Re: Why GBIF? (re that NBN questionnaire)

Speaking for CBDC, we tell our recorders that their data will be used for research, and GBIF is the easiest way for our data to reach the research audience, particularly for people doing research across countries. Large aggregations of data can be "played with" in a different way to detailed local ecology studies, for example biodiversity changes in response to global change - climate, habitat etc. where the type of analysis means errors (e.g. identification errors) don't impede the work too much. Speaking as Tullie House Museum, it means the collections information is reaching a global audience: reaching "audiences" being a key outcome for museums. Just like the NBN Gateway, as it grows it will be more useful for conservation, e.g. future red lists - as a signpost as least. We'd struggle to get these outcomes on our own, so value the NBN's role (hopefully) that means we can put our data in one format (which we are doing anyway for delivery to partners) and then you can all these extra use benefits without any extra work on our part. So in summary, we use it for dissemination. After all, most of our data is not for protected species so not pulled out in desk studies, so it will just sit here almost entirely unused otherwise. But as a museum based LERC we are in the minority and are priorities may be different to other LERCs.

I think it will continue to grow and other countries will catch up - culture change will take a while. Hopefully eventually museums will view the provenence data of objects (=biological record) as important as the object itself for research, and "amateur" recording will become bigger in other countries too.

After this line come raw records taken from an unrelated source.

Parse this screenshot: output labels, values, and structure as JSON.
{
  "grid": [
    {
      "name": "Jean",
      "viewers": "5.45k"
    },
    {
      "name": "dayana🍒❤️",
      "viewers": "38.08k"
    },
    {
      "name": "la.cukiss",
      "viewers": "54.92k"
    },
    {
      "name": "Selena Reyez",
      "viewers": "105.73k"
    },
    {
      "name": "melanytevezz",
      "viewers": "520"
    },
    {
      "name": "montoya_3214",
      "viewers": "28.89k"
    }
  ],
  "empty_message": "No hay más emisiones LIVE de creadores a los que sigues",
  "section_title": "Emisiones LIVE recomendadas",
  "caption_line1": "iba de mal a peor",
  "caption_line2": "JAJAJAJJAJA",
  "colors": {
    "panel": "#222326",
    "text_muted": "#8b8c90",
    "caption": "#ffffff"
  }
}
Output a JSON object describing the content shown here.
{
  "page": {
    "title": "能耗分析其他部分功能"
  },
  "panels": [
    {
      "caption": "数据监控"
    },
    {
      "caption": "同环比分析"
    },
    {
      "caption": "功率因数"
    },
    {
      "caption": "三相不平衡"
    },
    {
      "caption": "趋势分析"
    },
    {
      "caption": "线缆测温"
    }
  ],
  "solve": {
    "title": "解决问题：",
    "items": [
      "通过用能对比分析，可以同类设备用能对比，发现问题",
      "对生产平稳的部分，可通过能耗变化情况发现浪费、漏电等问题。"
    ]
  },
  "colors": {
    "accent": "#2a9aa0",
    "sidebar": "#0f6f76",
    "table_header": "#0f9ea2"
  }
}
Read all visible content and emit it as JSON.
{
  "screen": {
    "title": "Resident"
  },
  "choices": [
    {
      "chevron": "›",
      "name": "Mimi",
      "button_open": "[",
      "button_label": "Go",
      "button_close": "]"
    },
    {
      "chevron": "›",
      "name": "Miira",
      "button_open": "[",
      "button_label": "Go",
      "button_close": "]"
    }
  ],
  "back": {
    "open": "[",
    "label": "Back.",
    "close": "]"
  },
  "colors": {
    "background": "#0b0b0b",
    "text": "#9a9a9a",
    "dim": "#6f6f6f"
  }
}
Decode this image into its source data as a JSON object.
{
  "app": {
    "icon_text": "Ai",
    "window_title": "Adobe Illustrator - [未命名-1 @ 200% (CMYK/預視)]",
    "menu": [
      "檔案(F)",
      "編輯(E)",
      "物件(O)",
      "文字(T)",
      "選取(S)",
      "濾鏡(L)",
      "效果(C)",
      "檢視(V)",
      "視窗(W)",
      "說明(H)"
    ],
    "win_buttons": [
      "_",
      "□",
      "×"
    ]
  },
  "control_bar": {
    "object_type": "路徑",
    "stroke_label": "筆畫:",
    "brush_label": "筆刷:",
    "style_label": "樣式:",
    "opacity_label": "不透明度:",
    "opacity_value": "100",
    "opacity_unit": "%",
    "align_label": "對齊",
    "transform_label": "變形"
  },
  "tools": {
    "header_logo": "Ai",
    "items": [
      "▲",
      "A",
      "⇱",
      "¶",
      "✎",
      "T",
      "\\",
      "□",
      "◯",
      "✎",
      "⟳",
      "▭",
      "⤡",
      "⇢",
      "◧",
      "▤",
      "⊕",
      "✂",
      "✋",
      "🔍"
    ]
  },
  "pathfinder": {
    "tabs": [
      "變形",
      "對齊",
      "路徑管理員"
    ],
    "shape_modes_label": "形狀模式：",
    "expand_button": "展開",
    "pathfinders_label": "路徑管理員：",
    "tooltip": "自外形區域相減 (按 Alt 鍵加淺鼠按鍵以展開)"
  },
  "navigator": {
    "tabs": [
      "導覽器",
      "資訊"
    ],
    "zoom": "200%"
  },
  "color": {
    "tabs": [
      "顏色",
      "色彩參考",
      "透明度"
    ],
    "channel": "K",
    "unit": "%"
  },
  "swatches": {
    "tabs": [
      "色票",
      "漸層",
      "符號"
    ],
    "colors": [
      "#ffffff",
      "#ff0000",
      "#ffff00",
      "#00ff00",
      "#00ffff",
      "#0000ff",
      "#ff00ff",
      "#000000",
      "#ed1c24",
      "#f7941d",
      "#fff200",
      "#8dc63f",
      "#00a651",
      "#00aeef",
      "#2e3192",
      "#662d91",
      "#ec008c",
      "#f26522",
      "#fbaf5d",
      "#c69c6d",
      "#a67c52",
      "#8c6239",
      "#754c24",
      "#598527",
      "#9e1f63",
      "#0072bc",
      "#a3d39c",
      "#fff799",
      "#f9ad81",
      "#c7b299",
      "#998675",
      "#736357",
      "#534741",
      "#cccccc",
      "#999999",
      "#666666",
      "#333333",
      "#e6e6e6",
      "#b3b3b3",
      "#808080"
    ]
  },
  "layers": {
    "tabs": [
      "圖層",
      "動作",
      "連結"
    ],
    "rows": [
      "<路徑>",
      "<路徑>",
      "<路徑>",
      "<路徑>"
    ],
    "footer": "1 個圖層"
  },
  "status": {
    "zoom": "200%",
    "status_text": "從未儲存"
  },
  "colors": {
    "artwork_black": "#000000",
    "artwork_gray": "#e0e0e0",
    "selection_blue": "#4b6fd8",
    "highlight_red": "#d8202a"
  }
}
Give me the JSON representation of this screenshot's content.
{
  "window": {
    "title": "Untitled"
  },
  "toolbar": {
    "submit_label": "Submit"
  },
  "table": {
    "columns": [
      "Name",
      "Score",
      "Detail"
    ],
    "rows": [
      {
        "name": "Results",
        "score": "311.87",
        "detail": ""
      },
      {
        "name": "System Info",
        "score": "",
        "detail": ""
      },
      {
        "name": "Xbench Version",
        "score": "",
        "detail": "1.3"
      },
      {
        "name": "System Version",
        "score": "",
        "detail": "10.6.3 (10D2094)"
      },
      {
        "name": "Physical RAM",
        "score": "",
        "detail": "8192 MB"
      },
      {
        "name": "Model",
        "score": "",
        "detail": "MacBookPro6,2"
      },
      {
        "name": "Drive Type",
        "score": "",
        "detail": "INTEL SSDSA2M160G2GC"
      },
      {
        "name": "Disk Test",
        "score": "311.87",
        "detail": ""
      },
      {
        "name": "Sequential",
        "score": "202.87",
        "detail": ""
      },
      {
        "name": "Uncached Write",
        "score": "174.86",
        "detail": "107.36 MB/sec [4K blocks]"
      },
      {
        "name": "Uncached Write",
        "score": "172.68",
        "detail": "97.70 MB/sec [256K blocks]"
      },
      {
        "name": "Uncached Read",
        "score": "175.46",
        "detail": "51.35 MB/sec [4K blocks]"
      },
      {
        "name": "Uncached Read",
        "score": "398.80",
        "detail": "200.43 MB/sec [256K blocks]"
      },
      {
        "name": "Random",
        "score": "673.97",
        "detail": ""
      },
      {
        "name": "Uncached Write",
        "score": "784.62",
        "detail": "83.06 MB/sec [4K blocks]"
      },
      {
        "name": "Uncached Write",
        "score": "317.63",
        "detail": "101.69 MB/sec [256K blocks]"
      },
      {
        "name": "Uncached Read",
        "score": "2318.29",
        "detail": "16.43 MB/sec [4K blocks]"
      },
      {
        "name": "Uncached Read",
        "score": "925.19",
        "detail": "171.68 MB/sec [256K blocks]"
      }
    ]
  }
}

Teresa Frost
WeBS National Organiser, BTO. NFBR Council Member.
ex-ALERC/CBDC/KMBRC